[What this task involves] What is the number of lines in the entries that contain the word "color"? Reply with that number only.

[Recorded information]
=== Begin Enclosure ===
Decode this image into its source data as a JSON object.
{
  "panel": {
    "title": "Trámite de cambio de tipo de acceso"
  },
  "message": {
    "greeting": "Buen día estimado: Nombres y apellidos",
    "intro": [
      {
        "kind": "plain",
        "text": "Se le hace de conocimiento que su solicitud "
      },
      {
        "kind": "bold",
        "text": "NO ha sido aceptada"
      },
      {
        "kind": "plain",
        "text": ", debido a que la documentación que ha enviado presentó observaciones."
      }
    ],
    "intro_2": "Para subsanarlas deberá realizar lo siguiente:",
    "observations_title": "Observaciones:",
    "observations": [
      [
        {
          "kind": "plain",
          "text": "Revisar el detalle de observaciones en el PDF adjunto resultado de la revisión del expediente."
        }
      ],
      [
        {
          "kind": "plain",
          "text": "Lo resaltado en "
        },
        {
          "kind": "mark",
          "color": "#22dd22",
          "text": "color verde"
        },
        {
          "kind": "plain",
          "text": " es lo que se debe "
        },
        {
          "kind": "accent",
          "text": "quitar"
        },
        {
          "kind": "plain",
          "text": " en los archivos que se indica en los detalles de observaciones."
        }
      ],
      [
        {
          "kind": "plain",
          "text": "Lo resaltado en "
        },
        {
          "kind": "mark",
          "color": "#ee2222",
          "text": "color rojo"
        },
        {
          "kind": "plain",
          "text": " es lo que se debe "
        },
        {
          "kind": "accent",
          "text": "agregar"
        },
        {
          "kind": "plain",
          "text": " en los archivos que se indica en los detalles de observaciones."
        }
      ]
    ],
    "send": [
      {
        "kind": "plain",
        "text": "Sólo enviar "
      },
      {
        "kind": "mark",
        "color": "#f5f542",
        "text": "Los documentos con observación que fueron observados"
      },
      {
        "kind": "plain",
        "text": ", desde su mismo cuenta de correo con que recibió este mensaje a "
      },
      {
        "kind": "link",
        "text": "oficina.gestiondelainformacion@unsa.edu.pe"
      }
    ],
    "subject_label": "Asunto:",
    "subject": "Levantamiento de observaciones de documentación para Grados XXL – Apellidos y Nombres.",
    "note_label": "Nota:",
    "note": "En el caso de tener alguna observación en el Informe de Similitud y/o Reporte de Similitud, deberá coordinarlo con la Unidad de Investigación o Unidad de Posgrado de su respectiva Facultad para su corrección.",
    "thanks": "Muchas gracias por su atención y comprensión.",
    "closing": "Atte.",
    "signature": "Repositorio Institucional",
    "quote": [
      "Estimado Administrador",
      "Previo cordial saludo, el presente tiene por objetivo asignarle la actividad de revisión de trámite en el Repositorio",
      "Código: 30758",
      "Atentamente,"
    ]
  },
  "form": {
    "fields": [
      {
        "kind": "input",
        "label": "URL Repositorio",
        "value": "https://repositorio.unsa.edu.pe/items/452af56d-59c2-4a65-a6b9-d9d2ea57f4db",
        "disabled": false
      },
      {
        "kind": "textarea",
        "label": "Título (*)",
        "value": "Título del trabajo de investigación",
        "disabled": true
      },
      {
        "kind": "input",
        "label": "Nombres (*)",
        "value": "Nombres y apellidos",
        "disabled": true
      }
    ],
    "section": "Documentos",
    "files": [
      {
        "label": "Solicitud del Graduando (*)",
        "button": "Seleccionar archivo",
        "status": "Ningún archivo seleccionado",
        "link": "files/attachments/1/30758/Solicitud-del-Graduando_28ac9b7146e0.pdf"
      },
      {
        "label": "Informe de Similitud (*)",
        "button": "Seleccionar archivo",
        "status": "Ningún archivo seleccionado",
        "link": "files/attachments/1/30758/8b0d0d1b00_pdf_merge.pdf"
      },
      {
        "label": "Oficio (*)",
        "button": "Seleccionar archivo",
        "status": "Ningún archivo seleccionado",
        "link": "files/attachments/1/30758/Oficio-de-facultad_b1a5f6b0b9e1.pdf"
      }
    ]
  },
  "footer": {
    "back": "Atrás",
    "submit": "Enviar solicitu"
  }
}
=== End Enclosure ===
[Exercise solution] 5